THE PROBLEM - What this exercise requires is a verbatim reproduction of the data below.

EXERCISE INPUT -
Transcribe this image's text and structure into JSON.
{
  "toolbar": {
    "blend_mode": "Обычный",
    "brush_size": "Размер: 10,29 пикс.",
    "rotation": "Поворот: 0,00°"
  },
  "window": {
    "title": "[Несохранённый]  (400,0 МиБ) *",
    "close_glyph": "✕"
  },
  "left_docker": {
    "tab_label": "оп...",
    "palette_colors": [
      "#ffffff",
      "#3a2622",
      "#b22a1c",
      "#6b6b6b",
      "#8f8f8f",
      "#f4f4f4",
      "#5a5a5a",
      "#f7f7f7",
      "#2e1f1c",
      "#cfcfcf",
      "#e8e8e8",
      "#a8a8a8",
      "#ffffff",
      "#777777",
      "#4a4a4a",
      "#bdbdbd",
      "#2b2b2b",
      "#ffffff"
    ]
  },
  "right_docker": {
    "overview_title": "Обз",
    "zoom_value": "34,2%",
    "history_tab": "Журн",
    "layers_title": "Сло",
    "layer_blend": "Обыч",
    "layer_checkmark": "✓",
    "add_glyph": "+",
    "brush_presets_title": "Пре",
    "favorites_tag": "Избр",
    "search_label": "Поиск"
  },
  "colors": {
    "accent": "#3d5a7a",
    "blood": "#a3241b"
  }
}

TASK SOLUTION -
Transcribe this image's text and structure into JSON.
{
  "toolbar": {
    "blend_mode": "Обычный",
    "brush_size": "Размер: 10,29 пикс.",
    "rotation": "Поворот: 0,00°"
  },
  "window": {
    "title": "[Несохранённый]  (400,0 МиБ) *",
    "close_glyph": "✕"
  },
  "left_docker": {
    "tab_label": "оп...",
    "palette_colors": [
      "#ffffff",
      "#3a2622",
      "#b22a1c",
      "#6b6b6b",
      "#8f8f8f",
      "#f4f4f4",
      "#5a5a5a",
      "#f7f7f7",
      "#2e1f1c",
      "#cfcfcf",
      "#e8e8e8",
      "#a8a8a8",
      "#ffffff",
      "#777777",
      "#4a4a4a",
      "#bdbdbd",
      "#2b2b2b",
      "#ffffff"
    ]
  },
  "right_docker": {
    "overview_title": "Обз",
    "zoom_value": "34,2%",
    "history_tab": "Журн",
    "layers_title": "Сло",
    "layer_blend": "Обыч",
    "layer_checkmark": "✓",
    "add_glyph": "+",
    "brush_presets_title": "Пре",
    "favorites_tag": "Избр",
    "search_label": "Поиск"
  },
  "colors": {
    "accent": "#3d5a7a",
    "blood": "#a3241b"
  }
}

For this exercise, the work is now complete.